I'll toss my two cents into the discussion, although remember that two cents are worth almost nothing these days.
Denmark is a small country with few of the social challenges or economic obligations facing larger countries such as the United States.
Denmark is a small country with a relatively miniscule defense budget and no major defense obligations. If Denmark were attacked by a larger country (say, Germany), the Danes could not easily resist. They benefit from membership in NATO but do not contribute nearly as much to the organization as larger countries do, either financially or in raw manpower.
Interestingly, Denmark was a founding member of the European Community but is not a member of the Eurozone. If it were a member of the Eurozone, it might be expected to help prevent the bunkruptcy of such other Eurozone member nations as Greece, Portugal, Spain, Italy, Ireland, and perhaps even France, to mention just a few. It is precisely because Germany is expected to contribute to such causes that many Germans are now very skeptical about the Eurozone.
The entire nature of your question (as well as the poll you are referring to, which I am familiar with, by the way) should be considered, at best, questionable. Many of the previous posters have echoed this.
What is happiness? A blind feeling of content? Knowledge of faith and the afterlife? Knowing that one is going to be taken care of no matter what happens? A feeling of trust in government and community? It's a different answer for every single person!
My original thoughts were stolen by akannan. It's a poll designed to show that people living in a liberal society are happier than ones living in a conservative society designed to highlight the general differences between capitalism and socialism.
Some of the factors are more prevalent in Denmark and less prevalent in other places. For instance, their incomes are comparable across the country so that a garbage collector lives in the same kind of neighborhood as a doctor and earns a comparable amount. Prestige is equally comparable: the garbage collector gets the same kind of respect as the doctor. Children are safe within their families and society (NOT true for children in America ... uh oh ... controversy): baby prams are left unattended (as is also seen in Switzerland); bicycles are left unlocked; trust in other people and government are both high.
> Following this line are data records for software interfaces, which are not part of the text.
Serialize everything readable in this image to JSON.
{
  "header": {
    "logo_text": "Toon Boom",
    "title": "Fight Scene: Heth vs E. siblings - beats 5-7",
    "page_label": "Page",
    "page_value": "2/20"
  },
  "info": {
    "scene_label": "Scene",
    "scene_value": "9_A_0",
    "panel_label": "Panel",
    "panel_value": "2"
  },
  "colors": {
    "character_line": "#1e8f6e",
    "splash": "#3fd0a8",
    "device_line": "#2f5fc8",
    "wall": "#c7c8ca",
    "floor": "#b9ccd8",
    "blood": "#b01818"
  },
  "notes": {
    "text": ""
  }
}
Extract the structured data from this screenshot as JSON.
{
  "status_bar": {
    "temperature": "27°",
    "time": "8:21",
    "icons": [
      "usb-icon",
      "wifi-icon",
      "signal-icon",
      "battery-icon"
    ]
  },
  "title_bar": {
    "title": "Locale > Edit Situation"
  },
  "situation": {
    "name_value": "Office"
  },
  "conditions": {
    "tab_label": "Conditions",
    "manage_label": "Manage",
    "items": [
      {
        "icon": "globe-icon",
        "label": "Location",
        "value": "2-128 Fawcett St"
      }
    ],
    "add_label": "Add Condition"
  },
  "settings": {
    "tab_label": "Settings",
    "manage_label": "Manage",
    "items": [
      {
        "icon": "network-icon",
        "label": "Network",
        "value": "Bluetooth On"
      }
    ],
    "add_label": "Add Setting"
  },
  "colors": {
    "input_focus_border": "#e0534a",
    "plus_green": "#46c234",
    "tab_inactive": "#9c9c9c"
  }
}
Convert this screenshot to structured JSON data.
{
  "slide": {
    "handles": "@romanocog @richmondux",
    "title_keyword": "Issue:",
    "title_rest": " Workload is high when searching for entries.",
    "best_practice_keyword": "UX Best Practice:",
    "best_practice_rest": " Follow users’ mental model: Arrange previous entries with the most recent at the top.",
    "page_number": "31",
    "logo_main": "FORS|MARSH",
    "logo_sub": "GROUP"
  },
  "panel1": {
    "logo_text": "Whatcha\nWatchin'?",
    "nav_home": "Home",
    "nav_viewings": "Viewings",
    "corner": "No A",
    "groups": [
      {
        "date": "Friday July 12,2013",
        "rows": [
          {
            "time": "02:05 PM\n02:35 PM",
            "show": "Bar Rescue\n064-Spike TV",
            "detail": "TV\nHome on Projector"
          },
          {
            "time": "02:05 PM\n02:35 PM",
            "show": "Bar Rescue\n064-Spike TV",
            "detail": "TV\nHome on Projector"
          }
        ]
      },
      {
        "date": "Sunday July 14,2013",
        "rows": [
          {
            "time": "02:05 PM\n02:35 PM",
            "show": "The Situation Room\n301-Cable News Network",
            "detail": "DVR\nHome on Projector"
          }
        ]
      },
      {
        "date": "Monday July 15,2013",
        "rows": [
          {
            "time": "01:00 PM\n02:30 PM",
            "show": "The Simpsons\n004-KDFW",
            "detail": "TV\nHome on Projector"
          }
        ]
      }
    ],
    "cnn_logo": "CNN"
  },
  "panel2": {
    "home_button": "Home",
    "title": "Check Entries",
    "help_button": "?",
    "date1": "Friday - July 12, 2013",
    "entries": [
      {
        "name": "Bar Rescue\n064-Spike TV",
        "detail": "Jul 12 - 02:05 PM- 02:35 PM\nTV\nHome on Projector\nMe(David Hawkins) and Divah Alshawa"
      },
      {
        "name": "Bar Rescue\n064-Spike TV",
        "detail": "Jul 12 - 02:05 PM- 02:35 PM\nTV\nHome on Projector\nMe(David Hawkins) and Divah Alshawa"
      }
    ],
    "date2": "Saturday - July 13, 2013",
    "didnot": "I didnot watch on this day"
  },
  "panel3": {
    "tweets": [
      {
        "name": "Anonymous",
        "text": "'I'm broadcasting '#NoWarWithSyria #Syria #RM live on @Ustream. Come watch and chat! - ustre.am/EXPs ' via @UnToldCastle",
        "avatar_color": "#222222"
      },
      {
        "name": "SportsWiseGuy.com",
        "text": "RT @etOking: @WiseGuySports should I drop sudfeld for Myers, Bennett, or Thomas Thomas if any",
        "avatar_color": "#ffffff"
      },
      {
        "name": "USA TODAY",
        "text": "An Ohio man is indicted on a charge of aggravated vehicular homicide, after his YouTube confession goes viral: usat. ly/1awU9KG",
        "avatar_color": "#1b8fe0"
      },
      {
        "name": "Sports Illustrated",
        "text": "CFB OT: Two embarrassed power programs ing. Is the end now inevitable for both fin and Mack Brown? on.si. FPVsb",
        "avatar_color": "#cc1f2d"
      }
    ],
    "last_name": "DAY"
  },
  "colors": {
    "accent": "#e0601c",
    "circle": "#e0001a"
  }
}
Education is available to all with equity and with ease--higher education doesn't come with an enormous student loan price tag that requires trading off financial ease for knowledge and expertise.
Are you kidding me? Have you never had a Danish pastry? Those things are DELICIOUS! No, seriously, studies of the happiness of nations are always fraught with difficulties in terms of how on earth do you quantify such a nebulous term as happiness. As other editors above comment, you can't equate happiness with material wealth, and some would argue the richer you get the unhappier you are. In addition, I have met many people who are incredibly poor who are happier than many rich people I know. So, let's take the results of such surveys with a pinch of salt.
Happiness is a cultural phenomenon. Americans are miserable by nature. We always want more. We are never satisfied no matter how much money, power or health we have. The Danes, on the other hand, focus on happiness and take pride in it. They are happy because they want to be happy.
There is no simply way to answer this for many reasons. How does one measure happiness? What is happiness anyway? To answer these questions and to set a standard is important. These are crucial methodological controls that need to be established. With that said, perhaps the best way to approach this issue is to ask Danes why they are happy. If we do this, they usually give two reasons. First, they point out that most of the society is not made for the upper class. Just the opposite, nearly all things are catered to the middle class. Hence, there is a sense of contentment, which is key. There is little of the mentality of "keeping up with the Jones." Second, they mention the great services that the state provides. This comes at a price though - extremely high taxes. This fact also has another benefit. People tend to decide on an occupation based on what they like and not based on earning potential. This creates happiness as well.
If we put these things together, then there really is a sense of contentment.
Of course, we cannot know why the Danes are happier (according to some measures) than other people of the world.
To liberals, the Danes' happiness can be attributed to their expansive welfare state. Liberals tend to argue that the Danes are happy because their lives are relatively secure and because they have a good balance (enforced by the government) between work and home life. Danes, for example, get a long period of paid parental leave when they have children. After that, they are able to send their children to day care facilities at very low cost to themselves.
Liberals argue that these kinds of benefits make Danes feel secure and fulfilled. This leads to them being the happiest people in the world.